While formats for the bi-annual events are mixed up to keep them interesting, they always enable Ministers, Parliamentarians, and government officials to mingle with leaders in the eye health sector in an informal way over breakfast, cocktails or dinner. Each event has a theme bringing guest speakers to Parliament House to inform, move and motivate decision-makers and influencers to take action. They connect everyone in a non-partisan way around the issues that matter and bring to life the stories behind the data showcasing eye health experts, service providers and beneficiaries.

A shared vision
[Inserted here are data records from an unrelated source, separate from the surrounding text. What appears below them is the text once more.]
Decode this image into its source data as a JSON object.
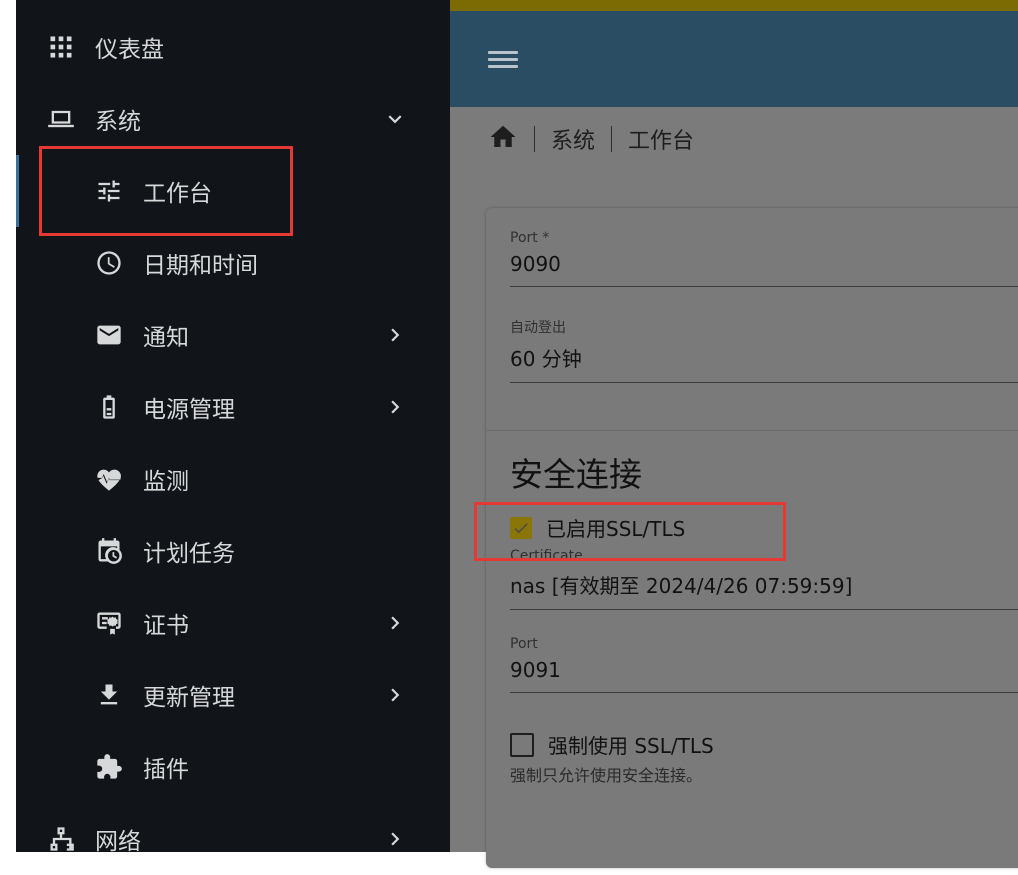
{
  "sidebar": {
    "items": [
      {
        "label": "仪表盘",
        "icon": "grid-icon"
      },
      {
        "label": "系统",
        "icon": "laptop-icon"
      },
      {
        "label": "工作台",
        "icon": "tune-icon"
      },
      {
        "label": "日期和时间",
        "icon": "clock-icon"
      },
      {
        "label": "通知",
        "icon": "mail-icon"
      },
      {
        "label": "电源管理",
        "icon": "battery-icon"
      },
      {
        "label": "监测",
        "icon": "heart-pulse-icon"
      },
      {
        "label": "计划任务",
        "icon": "calendar-clock-icon"
      },
      {
        "label": "证书",
        "icon": "certificate-icon"
      },
      {
        "label": "更新管理",
        "icon": "download-icon"
      },
      {
        "label": "插件",
        "icon": "puzzle-icon"
      },
      {
        "label": "网络",
        "icon": "network-icon"
      }
    ]
  },
  "breadcrumb": {
    "items": [
      "系统",
      "工作台"
    ]
  },
  "form": {
    "port_label": "Port *",
    "port_value": "9090",
    "autologout_label": "自动登出",
    "autologout_value": "60 分钟",
    "secure_title": "安全连接",
    "ssl_enabled_label": "已启用SSL/TLS",
    "ssl_enabled_checked": true,
    "certificate_label": "Certificate",
    "certificate_value": "nas [有效期至 2024/4/26 07:59:59]",
    "ssl_port_label": "Port",
    "ssl_port_value": "9091",
    "force_ssl_label": "强制使用 SSL/TLS",
    "force_ssl_checked": false,
    "force_ssl_hint": "强制只允许使用安全连接。"
  },
  "colors": {
    "sidebar_bg": "#111519",
    "topbar": "#2b4d64",
    "accent": "#8a7606",
    "highlight": "#e53935"
  }
}
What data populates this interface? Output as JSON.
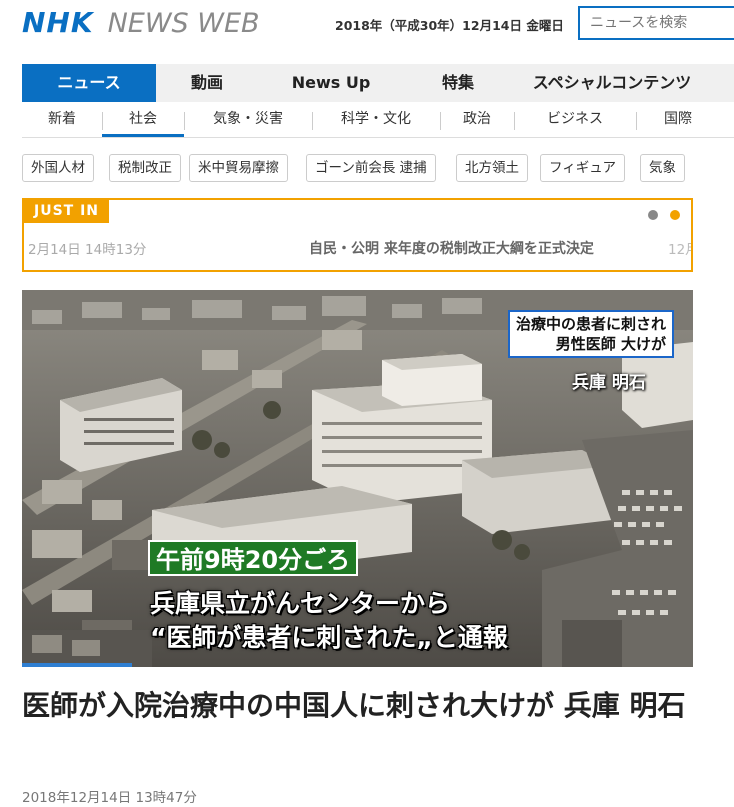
{
  "header": {
    "logo_nhk": "NHK",
    "logo_news": "NEWS WEB",
    "date": "2018年（平成30年）12月14日 金曜日",
    "search_placeholder": "ニュースを検索"
  },
  "main_nav": [
    {
      "label": "ニュース",
      "active": true
    },
    {
      "label": "動画",
      "active": false
    },
    {
      "label": "News Up",
      "active": false
    },
    {
      "label": "特集",
      "active": false
    },
    {
      "label": "スペシャルコンテンツ",
      "active": false
    }
  ],
  "sub_nav": [
    {
      "label": "新着",
      "active": false
    },
    {
      "label": "社会",
      "active": true
    },
    {
      "label": "気象・災害",
      "active": false
    },
    {
      "label": "科学・文化",
      "active": false
    },
    {
      "label": "政治",
      "active": false
    },
    {
      "label": "ビジネス",
      "active": false
    },
    {
      "label": "国際",
      "active": false
    }
  ],
  "tags": [
    "外国人材",
    "税制改正",
    "米中貿易摩擦",
    "ゴーン前会長 逮捕",
    "北方領土",
    "フィギュア",
    "気象"
  ],
  "just_in": {
    "label": "JUST IN",
    "time": "2月14日 14時13分",
    "headline": "自民・公明 来年度の税制改正大綱を正式決定",
    "next_time": "12月"
  },
  "hero": {
    "caption_line1": "治療中の患者に刺され",
    "caption_line2": "男性医師 大けが",
    "location": "兵庫 明石",
    "telop_time": "午前9時20分ごろ",
    "telop_line1": "兵庫県立がんセンターから",
    "telop_line2": "“医師が患者に刺された„と通報"
  },
  "article": {
    "headline": "医師が入院治療中の中国人に刺され大けが 兵庫 明石",
    "date": "2018年12月14日 13時47分"
  },
  "colors": {
    "brand_blue": "#0a6fc2",
    "just_in_orange": "#f2a100",
    "telop_green": "#1f7a25"
  }
}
Building on our strong bi-partisan support, in the lead up to Federal Elections, we would hold two Vision Summits – one with Government and the other with the Opposition. Key Ministers or Shadow Ministers were invited to meet with leaders in the Australian eye health and vision care sector. It provided us with the opportunity to present an Election Proposal and seek commitments from both the Government and Opposition at a time when political parties are keen to make promises in return for support. The key to success is to ensure you secure commitments from both sides of politics.
While there is often a tendency to lean towards one or another political party for philosophical reasons, to be truly effective as an advocacy body in the longer term, it is critical to not align with any particular political party. This approach has delivered results for Vision 2020 Australia, its members and their beneficiaries.

Of course, it’s clear the success of Vision 2020 Australia is due to the shared vision and determination of many people. But, if I had to pick three words to describe what actions contributed most to this success they would be influence, unity and message. It might sound simple, but the truth is we made sure we influenced the right decision-makers; we brought the sector together and demonstrated a united front; and we always knew what we wanted to achieve and were clear about what we were asking for. Undeniably, a key pillar of Vision 2020 Australia’s success is the bi-partisan support it has nurtured over many years which continues today.

A solid success

I was, and still am, motivated by being able to inspire policy makers and people of influence to take action. I am in awe of the committed professionals who passionately strive to restore sight and improve the lives of people living with blindness and low vision; and feel very privileged to have met some of the people whose lives have been transformed by the outcomes of our successful advocacy.

Under the leadership of CEO, Judith Abbott, Vision 2020 Australia continues to go from strength to strength, solidifying its bi-partisan support and strengthening collaboration among its members and across the health and broader sectors.

My commitment to, and support of Vision 2020 Australia’s ongoing success is resolute. I’m very proud to have been a part of the growth and development of this small, but highly effective organisation. Vision 2020 Australia brings people together and fosters partnerships and collaboration. No other organisation is better placed to continue this critical role in Australia as we face the decade ahead.

Disclaimer: The views, ideas, technologies or policy positions in these blog posts belong to the authors and do not necessarily describe IAPB’s position or views on these matters.